Olmsted Redux: Prospect Park Looks to Its Future by Restoring Its Past

8102925241 8ce831d7a3 z Olmsted Redux: Prospect Park Looks to Its Future by Restoring Its Past

Everybody say “Promenade.” (Spencer Tucker/Mayor’s Office)

In 1867, Frederick Olmsted and Calvert Vaux designed a formal concert area in Prospect Park and called it Music Island. It stood as a curved arena of grass around a central island where musicians would disembark from row boats to play for an expectant and enthralled audience. It was beautiful, stunning—and broken. Nobody could hear a thing.

Nearly a hundred years later, Robert Moses, would use most of the granite and iron of the surrounding esplanade as landfill when he paved over, as was his want, the pastoral and put up the practical in the form of the still popular Wollman Rink. The funds for which had been a gift by the same eponymous philanthropic family.

And now, thanks to another different wealthy family, we’re just about done putting the crazy thing back together again.  It’s a topsy-turvy world this philanthropy game. One, that has the rich keeping everyone on their toes and, at least temporarily, off the ice. The new indoor-outdoor rink is still under construction. And naturally one of the city’s wealthiest was there today to cut the ribbon.

New York has always been, to some extent, at the whim of its moneyed elite. A sinister notion to be sure. Something which calls into question so many aspects of the democratic society we’ve built for ourselves and the corrosive nature of power when it’s consolidated into too few hands, but it is not an arrangement without its occasional benefits too.

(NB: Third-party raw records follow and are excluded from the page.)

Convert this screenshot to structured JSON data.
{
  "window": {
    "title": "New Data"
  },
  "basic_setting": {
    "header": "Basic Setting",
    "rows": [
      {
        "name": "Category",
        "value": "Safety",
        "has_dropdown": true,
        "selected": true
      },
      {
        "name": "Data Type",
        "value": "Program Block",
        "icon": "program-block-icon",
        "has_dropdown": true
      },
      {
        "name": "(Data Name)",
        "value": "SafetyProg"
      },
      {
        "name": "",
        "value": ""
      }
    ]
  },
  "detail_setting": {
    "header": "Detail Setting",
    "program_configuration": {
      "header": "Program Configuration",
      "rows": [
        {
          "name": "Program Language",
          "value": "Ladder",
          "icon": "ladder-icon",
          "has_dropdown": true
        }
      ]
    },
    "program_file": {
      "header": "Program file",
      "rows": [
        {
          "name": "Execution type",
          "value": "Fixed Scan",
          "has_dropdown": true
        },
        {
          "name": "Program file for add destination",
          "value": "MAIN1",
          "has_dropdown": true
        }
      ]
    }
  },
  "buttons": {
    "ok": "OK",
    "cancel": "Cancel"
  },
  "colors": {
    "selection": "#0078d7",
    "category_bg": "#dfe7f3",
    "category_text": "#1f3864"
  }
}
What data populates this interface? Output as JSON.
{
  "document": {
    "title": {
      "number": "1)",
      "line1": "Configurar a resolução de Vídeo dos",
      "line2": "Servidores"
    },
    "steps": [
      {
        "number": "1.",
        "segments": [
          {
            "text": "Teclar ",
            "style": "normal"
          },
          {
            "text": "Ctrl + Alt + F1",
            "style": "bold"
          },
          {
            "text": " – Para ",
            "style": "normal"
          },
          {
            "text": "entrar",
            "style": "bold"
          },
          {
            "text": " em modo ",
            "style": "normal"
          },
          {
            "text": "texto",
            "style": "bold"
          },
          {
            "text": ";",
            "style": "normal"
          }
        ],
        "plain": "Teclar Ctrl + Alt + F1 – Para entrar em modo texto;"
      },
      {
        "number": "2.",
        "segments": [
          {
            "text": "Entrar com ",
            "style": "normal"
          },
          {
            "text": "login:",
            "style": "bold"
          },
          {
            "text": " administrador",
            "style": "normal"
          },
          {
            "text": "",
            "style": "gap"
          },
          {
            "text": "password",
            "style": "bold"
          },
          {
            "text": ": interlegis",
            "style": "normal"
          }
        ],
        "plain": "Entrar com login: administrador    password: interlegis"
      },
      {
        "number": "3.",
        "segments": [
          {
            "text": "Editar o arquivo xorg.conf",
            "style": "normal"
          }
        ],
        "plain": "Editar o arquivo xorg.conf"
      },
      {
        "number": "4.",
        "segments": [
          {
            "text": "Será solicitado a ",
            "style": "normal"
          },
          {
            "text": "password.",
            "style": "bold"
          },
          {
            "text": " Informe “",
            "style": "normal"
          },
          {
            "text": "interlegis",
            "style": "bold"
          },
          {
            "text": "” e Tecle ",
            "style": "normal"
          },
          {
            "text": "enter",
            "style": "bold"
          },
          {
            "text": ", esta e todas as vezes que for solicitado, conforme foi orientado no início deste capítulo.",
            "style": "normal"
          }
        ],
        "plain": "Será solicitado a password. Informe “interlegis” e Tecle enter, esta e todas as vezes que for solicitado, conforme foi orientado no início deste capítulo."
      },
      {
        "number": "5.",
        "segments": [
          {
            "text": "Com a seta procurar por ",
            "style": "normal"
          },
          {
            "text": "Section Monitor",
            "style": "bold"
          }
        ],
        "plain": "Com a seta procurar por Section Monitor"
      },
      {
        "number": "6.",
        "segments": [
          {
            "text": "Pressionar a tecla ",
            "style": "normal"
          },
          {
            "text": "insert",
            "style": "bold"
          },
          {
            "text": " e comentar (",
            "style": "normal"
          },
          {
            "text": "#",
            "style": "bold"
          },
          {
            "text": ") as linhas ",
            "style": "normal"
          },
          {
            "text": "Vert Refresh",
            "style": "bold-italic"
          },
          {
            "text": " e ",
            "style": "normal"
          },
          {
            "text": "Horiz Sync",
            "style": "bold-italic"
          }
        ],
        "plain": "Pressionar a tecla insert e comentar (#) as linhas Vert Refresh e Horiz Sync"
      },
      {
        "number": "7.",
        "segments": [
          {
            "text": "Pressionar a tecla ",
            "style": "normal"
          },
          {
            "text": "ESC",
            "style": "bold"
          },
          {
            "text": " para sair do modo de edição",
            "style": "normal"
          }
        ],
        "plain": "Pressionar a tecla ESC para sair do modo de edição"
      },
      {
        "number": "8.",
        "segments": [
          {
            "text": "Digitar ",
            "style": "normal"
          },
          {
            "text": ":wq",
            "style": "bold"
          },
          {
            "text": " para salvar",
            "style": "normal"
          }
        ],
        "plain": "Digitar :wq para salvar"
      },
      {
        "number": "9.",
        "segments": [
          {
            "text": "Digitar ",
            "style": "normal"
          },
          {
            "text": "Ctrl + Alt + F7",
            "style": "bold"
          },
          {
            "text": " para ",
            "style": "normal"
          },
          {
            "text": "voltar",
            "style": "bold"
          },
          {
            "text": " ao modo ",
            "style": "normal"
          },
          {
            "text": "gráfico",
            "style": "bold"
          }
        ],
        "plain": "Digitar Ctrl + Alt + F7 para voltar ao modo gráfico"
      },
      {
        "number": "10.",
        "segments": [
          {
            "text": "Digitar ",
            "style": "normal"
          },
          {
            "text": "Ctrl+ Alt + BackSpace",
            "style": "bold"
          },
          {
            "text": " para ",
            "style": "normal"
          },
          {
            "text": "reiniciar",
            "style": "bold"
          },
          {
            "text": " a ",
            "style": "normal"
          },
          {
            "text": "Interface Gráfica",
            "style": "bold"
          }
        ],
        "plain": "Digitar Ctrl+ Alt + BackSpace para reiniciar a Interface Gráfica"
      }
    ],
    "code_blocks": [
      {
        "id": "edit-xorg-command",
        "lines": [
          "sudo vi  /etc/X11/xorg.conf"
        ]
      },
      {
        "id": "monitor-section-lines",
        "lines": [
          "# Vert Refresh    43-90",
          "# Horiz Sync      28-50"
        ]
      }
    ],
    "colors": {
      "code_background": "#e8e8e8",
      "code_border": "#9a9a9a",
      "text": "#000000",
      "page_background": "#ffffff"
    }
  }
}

Thankfully, the newly named Chaim Baier Music Island & the Shelby White and Leon Levy Esplanade is one of these rarer gifts.

Led by a $10 million grant from lead benefactress and native Brooklynite, the inimitable Ms. Shelby White who, while taking a moment to compare the achievements of ancient Athens to Brooklyn, found the cradle of democracy lacking in the face of Prospect Park and the Dodgers.

The plan has also slotted in nicely with the Bloomberg administration model of construction, which has been largely focused on undoing some of the more destructive aspects of the Robert Moses legacy. A model that has also seen the recent restorations of the waterfront and the rebuilding of the Lower East Side.

“The revitalization of Prospect Park is a remarkable example of the impact that concerned citizens and public-private partnerships can have on our city’s parks,” Mayor Bloomberg said, standing under a big white tent to keep the rain at bay for this morning’s ribbon cutting. He added with a laugh, “we’ve gained back what was lost and it only took a hundred years.”

It was a thought echoed by Veronica White, the Parks Commissioner, a job title that must bring with it almost obligatory weather metaphors, who offered her own applause of the mayor’s vision. “This mayor has been with us not only in the sunny budget years but in the rainy years as well,” she said. “This iconic and historic park has never looked better.”

Nearby, while the dignitaries all took up their positions to cut the obligatory ribbon, a string trio played classical music (Vivaldi’s Four Seasons, natch).  They were seated in a wide tent along the newly restored grass lwns of the lake side arena, though not actually on Chaim Baier Music Island itself, which is still as acoustically useless as it ever was.